But the threats are not just theoretical. A remote code execution flaw affecting Omron NJ/NX controllers (CVE-2022-31206) was, in fact, exploited by a state-aligned actor dubbed CHERNOVITE to develop a piece of a sophisticated malware named PIPEDREAM (aka INCONTROLLER).
Complicating risk management is the increasing interconnectedness between IT and OT networks, coupled with the opaque and proprietary nature of many OT systems, not to mention the absence of CVEs, rendering the lingering issues invisible as well as retaining such insecure-by-design features for a long time.
To mitigate OT:ICEFALL, it's recommended to discover and inventory vulnerable devices, apply vendor-specific patches, enforce segmentation of OT assets, monitor network traffic for anomalous activity, and procure secure-by-design products to beef up the supply chain.
"The development of recent malware targeting critical infrastructure, such as Industroyer2, Triton, and INCONTROLLER, has shown that threat actors are aware of the insecure by design nature of operational technology and are ready to exploit it to wreak havoc," the researchers said.
"Despite the important role that standards-driven hardening efforts play in OT security, products with insecure-by-design features and trivially broken security controls continued to be certified."

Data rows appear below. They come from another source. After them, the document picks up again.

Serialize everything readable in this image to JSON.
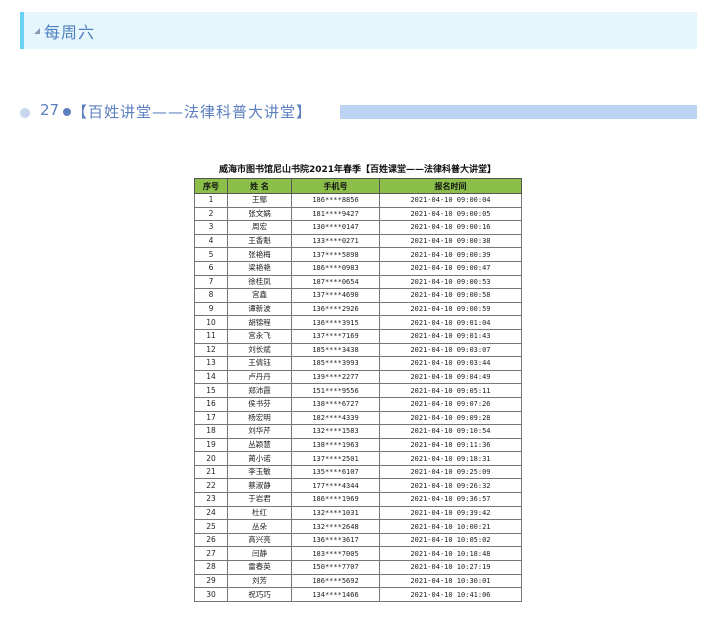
{
  "section": {
    "title": "每周六"
  },
  "event": {
    "number": "27",
    "title": "【百姓讲堂——法律科普大讲堂】"
  },
  "table": {
    "title": "威海市图书馆尼山书院2021年春季【百姓课堂——法律科普大讲堂】",
    "headers": [
      "序号",
      "姓  名",
      "手机号",
      "报名时间"
    ],
    "rows": [
      [
        "1",
        "王鄢",
        "186****8856",
        "2021-04-10 09:00:04"
      ],
      [
        "2",
        "张文娲",
        "181****9427",
        "2021-04-10 09:00:05"
      ],
      [
        "3",
        "周宏",
        "130****0147",
        "2021-04-10 09:00:16"
      ],
      [
        "4",
        "王香魁",
        "133****0271",
        "2021-04-10 09:00:38"
      ],
      [
        "5",
        "张艳梅",
        "137****5898",
        "2021-04-10 09:00:39"
      ],
      [
        "6",
        "梁艳艳",
        "186****0983",
        "2021-04-10 09:00:47"
      ],
      [
        "7",
        "徐桂凤",
        "187****0654",
        "2021-04-10 09:00:53"
      ],
      [
        "8",
        "宫鑫",
        "137****4690",
        "2021-04-10 09:00:58"
      ],
      [
        "9",
        "谭新波",
        "136****2926",
        "2021-04-10 09:00:59"
      ],
      [
        "10",
        "胡锦程",
        "136****3915",
        "2021-04-10 09:01:04"
      ],
      [
        "11",
        "宫永飞",
        "137****7169",
        "2021-04-10 09:01:43"
      ],
      [
        "12",
        "刘长斌",
        "185****3438",
        "2021-04-10 09:03:07"
      ],
      [
        "13",
        "王倩钰",
        "185****3993",
        "2021-04-10 09:03:44"
      ],
      [
        "14",
        "卢丹丹",
        "139****2277",
        "2021-04-10 09:04:49"
      ],
      [
        "15",
        "郑沛霞",
        "151****9556",
        "2021-04-10 09:05:11"
      ],
      [
        "16",
        "侯书芬",
        "138****6727",
        "2021-04-10 09:07:26"
      ],
      [
        "17",
        "杨宏明",
        "182****4339",
        "2021-04-10 09:09:28"
      ],
      [
        "18",
        "刘华芹",
        "132****1583",
        "2021-04-10 09:10:54"
      ],
      [
        "19",
        "丛颖慧",
        "138****1963",
        "2021-04-10 09:11:36"
      ],
      [
        "20",
        "蔺小诺",
        "137****2501",
        "2021-04-10 09:18:31"
      ],
      [
        "21",
        "李玉敏",
        "135****6107",
        "2021-04-10 09:25:09"
      ],
      [
        "22",
        "蔡淑静",
        "177****4344",
        "2021-04-10 09:26:32"
      ],
      [
        "23",
        "于岩君",
        "186****1969",
        "2021-04-10 09:36:57"
      ],
      [
        "24",
        "杜红",
        "132****1031",
        "2021-04-10 09:39:42"
      ],
      [
        "25",
        "丛朵",
        "132****2648",
        "2021-04-10 10:00:21"
      ],
      [
        "26",
        "高兴亮",
        "136****3617",
        "2021-04-10 10:05:02"
      ],
      [
        "27",
        "闫静",
        "183****7005",
        "2021-04-10 10:18:48"
      ],
      [
        "28",
        "雷春英",
        "150****7707",
        "2021-04-10 10:27:19"
      ],
      [
        "29",
        "刘芳",
        "186****5692",
        "2021-04-10 10:30:01"
      ],
      [
        "30",
        "祝巧巧",
        "134****1466",
        "2021-04-10 10:41:06"
      ]
    ]
  },
  "colors": {
    "header_accent": "#69d1f2",
    "header_bg": "#e6f6fd",
    "link_blue": "#5b7fbf",
    "table_header": "#8bbf4a"
  }
}
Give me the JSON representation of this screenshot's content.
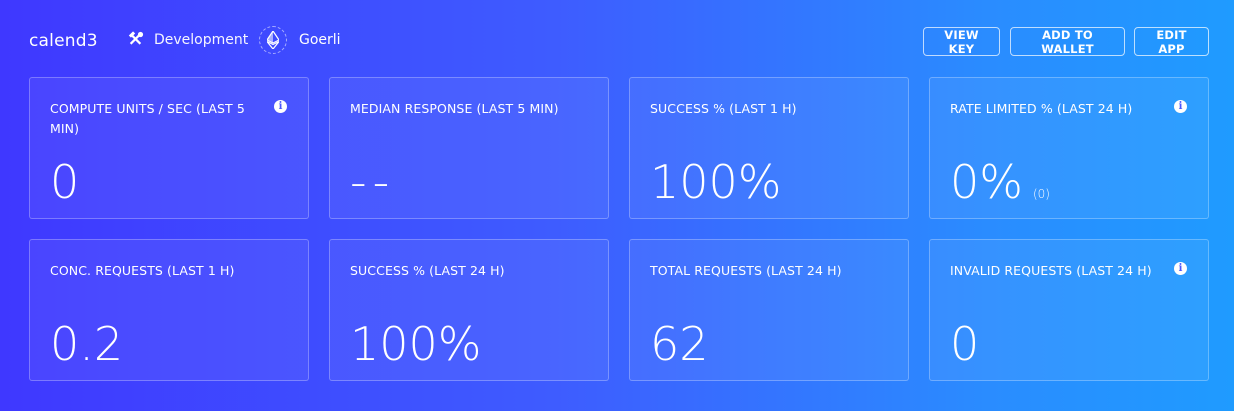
{
  "header": {
    "app_name": "calend3",
    "environment": {
      "label": "Development",
      "icon": "hammer-wrench-icon"
    },
    "network": {
      "label": "Goerli",
      "icon": "ethereum-icon"
    },
    "buttons": {
      "view_key": "VIEW KEY",
      "add_to_wallet": "ADD TO WALLET",
      "edit_app": "EDIT APP"
    }
  },
  "cards": [
    {
      "title": "COMPUTE UNITS / SEC (LAST 5 MIN)",
      "value": "0",
      "info": true
    },
    {
      "title": "MEDIAN RESPONSE (LAST 5 MIN)",
      "value": "--",
      "info": false
    },
    {
      "title": "SUCCESS % (LAST 1 H)",
      "value": "100%",
      "info": false
    },
    {
      "title": "RATE LIMITED % (LAST 24 H)",
      "value": "0%",
      "sub": "(0)",
      "info": true
    },
    {
      "title": "CONC. REQUESTS (LAST 1 H)",
      "value": "0.2",
      "info": false
    },
    {
      "title": "SUCCESS % (LAST 24 H)",
      "value": "100%",
      "info": false
    },
    {
      "title": "TOTAL REQUESTS (LAST 24 H)",
      "value": "62",
      "info": false
    },
    {
      "title": "INVALID REQUESTS (LAST 24 H)",
      "value": "0",
      "info": true
    }
  ],
  "colors": {
    "gradient_start": "#3f38ff",
    "gradient_end": "#1f9bff",
    "text": "#ffffff"
  }
}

Update: The U.S. Cybersecurity and Infrastructure Security Agency (CISA) has released five Industrial Controls Systems Advisories (ICSAs) related to OT:ICEFALL, urging impacted users to identify baseline mitigations for reducing potential risks arising out of exploiting these flaws.